On Thursday, Internal Revenue Service Commissioner Douglas Shulman defended his agency's interpretation of the Affordable Care Act's health insurance exchanges and a regulation to provide subsidies to help consumers obtain coverage, The Hill's "Healthwatch" reports (Baker, "Healthwatch," The Hill, 8/2).
The federal health reform law states that the subsidies will be provided to help residents to purchase health policies offered "through an exchange established by the state."
A rule issued by the Obama administration in May permits the subsidies to be used in an exchange administered either by a state or the federal government.
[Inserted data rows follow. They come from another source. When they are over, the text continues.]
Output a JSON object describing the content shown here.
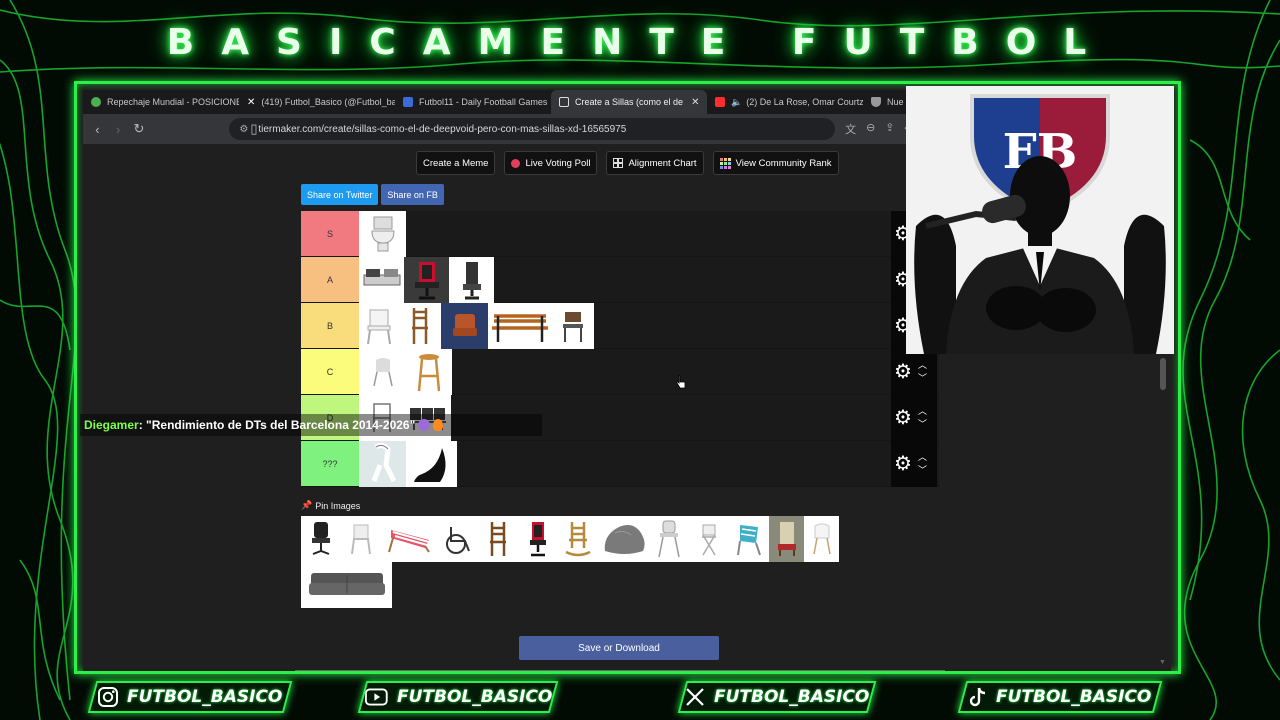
{
  "banner": "BASICAMENTE FUTBOL",
  "browser": {
    "tabs": [
      {
        "label": "Repechaje Mundial - POSICIONE",
        "icon": "globe-icon",
        "color": "#4caf50"
      },
      {
        "label": "(419) Futbol_Basico (@Futbol_ba",
        "icon": "x-logo-icon",
        "color": "#ffffff"
      },
      {
        "label": "Futbol11 - Daily Football Games",
        "icon": "futbol11-icon",
        "color": "#3b6bd6"
      },
      {
        "label": "Create a Sillas (como el de",
        "icon": "tiermaker-icon",
        "color": "#ffffff",
        "active": true
      },
      {
        "label": "(2) De La Rose, Omar Courtz",
        "icon": "youtube-icon",
        "color": "#ff2d2d"
      },
      {
        "label": "Nue",
        "icon": "shield-icon",
        "color": "#bbbbbb"
      }
    ],
    "url": "tiermaker.com/create/sillas-como-el-de-deepvoid-pero-con-mas-sillas-xd-16565975"
  },
  "toolbar": {
    "create_meme": "Create a Meme",
    "live_voting": "Live Voting Poll",
    "alignment": "Alignment Chart",
    "community": "View Community Rank"
  },
  "share": {
    "twitter": "Share on Twitter",
    "fb": "Share on FB"
  },
  "tiers": [
    {
      "label": "S",
      "color": "#f07a7f"
    },
    {
      "label": "A",
      "color": "#f8c080"
    },
    {
      "label": "B",
      "color": "#f9dd7c"
    },
    {
      "label": "C",
      "color": "#fbfb7c"
    },
    {
      "label": "D",
      "color": "#bff77e"
    },
    {
      "label": "???",
      "color": "#7ef17e"
    }
  ],
  "pin_label": "Pin Images",
  "save_label": "Save or Download",
  "chat": {
    "user": "Diegamer",
    "message": ": \"Rendimiento de DTs del Barcelona 2014-2026\""
  },
  "socials": [
    {
      "icon": "instagram-icon",
      "handle": "FUTBOL_BASICO"
    },
    {
      "icon": "youtube-icon",
      "handle": "FUTBOL_BASICO"
    },
    {
      "icon": "x-logo-icon",
      "handle": "FUTBOL_BASICO"
    },
    {
      "icon": "tiktok-icon",
      "handle": "FUTBOL_BASICO"
    }
  ],
  "cam_logo": "FB"
}
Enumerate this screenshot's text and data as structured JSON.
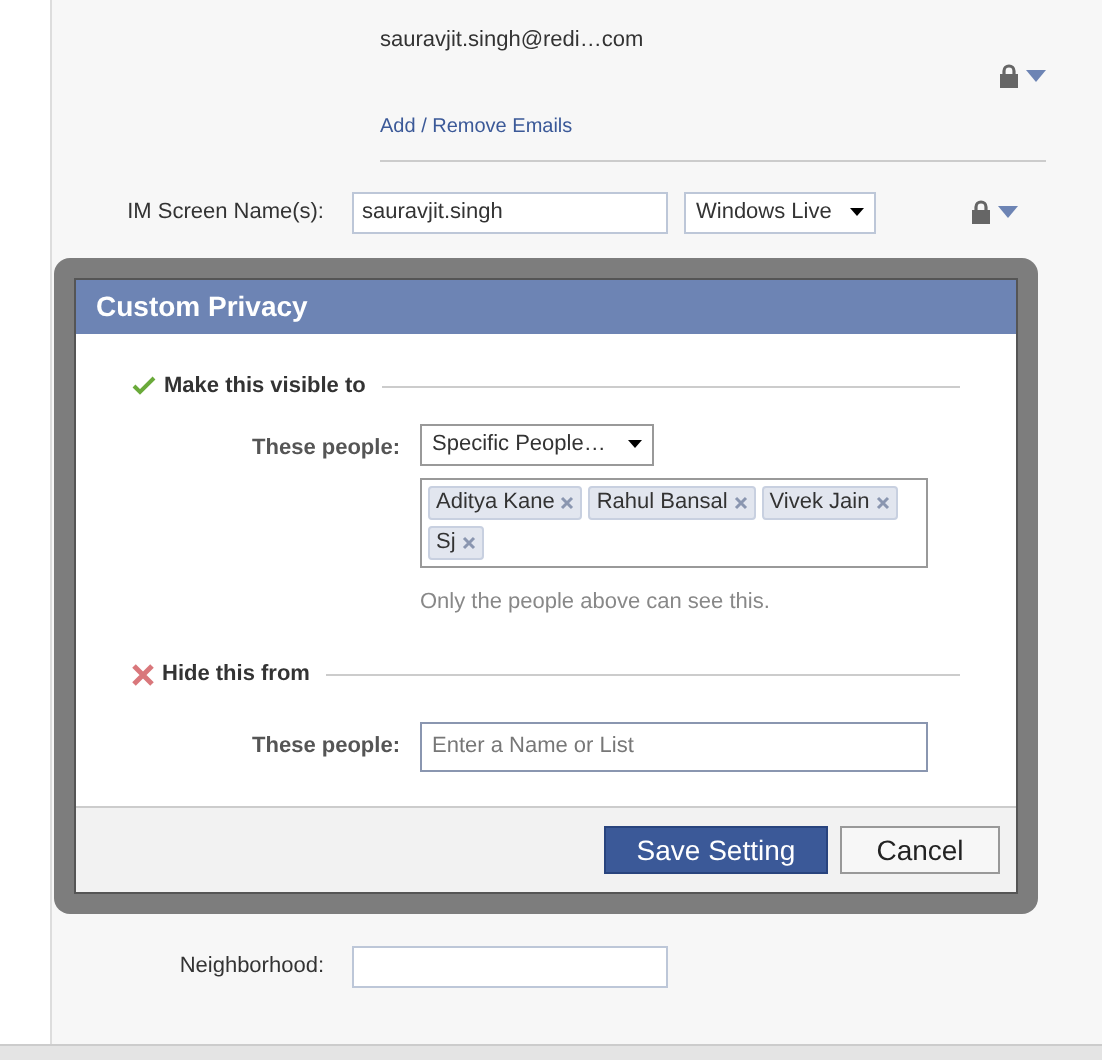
{
  "email": {
    "address": "sauravjit.singh@redi…com",
    "link": "Add / Remove Emails"
  },
  "im": {
    "label": "IM Screen Name(s):",
    "value": "sauravjit.singh",
    "service": "Windows Live"
  },
  "neighborhood": {
    "label": "Neighborhood:"
  },
  "dialog": {
    "title": "Custom Privacy",
    "show": {
      "heading": "Make this visible to",
      "label": "These people:",
      "choice": "Specific People…",
      "people": [
        "Aditya Kane",
        "Rahul Bansal",
        "Vivek Jain",
        "Sj"
      ],
      "note": "Only the people above can see this."
    },
    "hide": {
      "heading": "Hide this from",
      "label": "These people:",
      "placeholder": "Enter a Name or List"
    },
    "buttons": [
      {
        "label": "Save Setting",
        "kind": "primary"
      },
      {
        "label": "Cancel",
        "kind": "secondary"
      }
    ]
  }
}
The rule did not clarify whether residents in states that fail or decline to establish the exchanges on their own would be eligible to receive the subsidies.
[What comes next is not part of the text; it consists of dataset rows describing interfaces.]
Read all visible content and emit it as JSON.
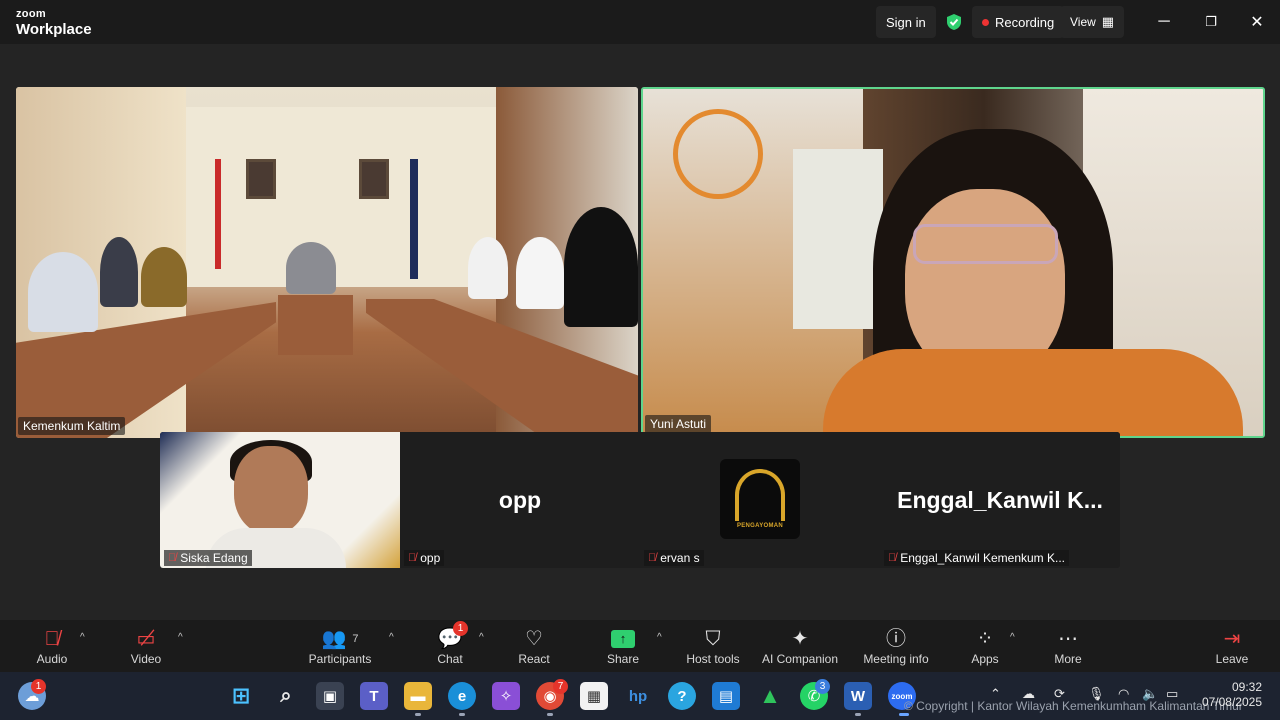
{
  "app": {
    "brand_small": "zoom",
    "brand_big": "Workplace"
  },
  "titlebar": {
    "signin_label": "Sign in",
    "recording_label": "Recording",
    "view_label": "View",
    "colors": {
      "recording_dot": "#e33333",
      "shield": "#2fcf6f"
    }
  },
  "video_tiles": [
    {
      "name": "Kemenkum Kaltim"
    },
    {
      "name": "Yuni Astuti"
    }
  ],
  "gallery": {
    "tiles": [
      {
        "label": "Siska Edang",
        "display_name": "",
        "muted": true
      },
      {
        "label": "opp",
        "display_name": "opp",
        "muted": true
      },
      {
        "label": "ervan s",
        "display_name": "",
        "muted": true,
        "avatar": "pengayoman-logo",
        "avatar_caption": "PENGAYOMAN"
      },
      {
        "label": "Enggal_Kanwil Kemenkum K...",
        "display_name": "Enggal_Kanwil K...",
        "muted": true
      }
    ]
  },
  "toolbar": {
    "audio": "Audio",
    "video": "Video",
    "participants": "Participants",
    "participants_count": "7",
    "chat": "Chat",
    "chat_badge": "1",
    "react": "React",
    "share": "Share",
    "host_tools": "Host tools",
    "ai_companion": "AI Companion",
    "meeting_info": "Meeting info",
    "apps": "Apps",
    "more": "More",
    "leave": "Leave",
    "colors": {
      "share": "#2fcf6f",
      "active_speaker_border": "#5fd58d",
      "badge": "#e5342b"
    }
  },
  "taskbar": {
    "weather_badge": "1",
    "chrome_badge": "7",
    "whatsapp_badge": "3",
    "copyright": "© Copyright | Kantor Wilayah Kemenkumham Kalimantan Timur",
    "time": "09:32",
    "date": "07/08/2025"
  }
}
During a House Oversight and Government Reform Committee hearing on Thursday, Rep. Scott DesJarlais (R-Tenn.) and other lawmakers questioned Shulman about the rule and heard testimony from witnesses who argued that the subsidies are illegal.
DesJarlais argued that the IRS exercised "unprecedented power to rewrite a rule and bypass Congress" by allowing subsidies that lawmakers never intended to provide.
He said, "The IRS is actually going between or bypassing Congress, and there's a clear separation of powers issue here," adding, "If people are willing to let the IRS simply write the new tax rules, then I think we're going to have a real problem" ("Healthwatch," The Hill, 8/2).
Shulman responded, "I fully understand that you've got a view on this and that we disagree," adding, "Our legal experts came down on the side that we came out with" (Attias, CQ Today, 8/2).
He added that the suggested risks of the IRS' rule, such as patient data safety being compromised, have been "overstated" (Clark, Government Executive, 8/2). He noted the agency does not intend to reverse itself on the rule ("Healthwatch," The Hill, 8/2).
At the hearing, Michael Cannon -- director of health policy studies at the Cato Institute -- also testified that the ACA limits subsidies to state exchanges. He also reiterated that the IRS rule exceeded its authority and described it as an "illegal tax increase" (CQ Today, 8/2).
However, Timothy Jost, a law professor at Washington and Lee University, defended the IRS rule, saying that the ACA's definition sections, structure and legislative history show that the subsidies can be provided in federal exchanges (CQ Today, 8/2).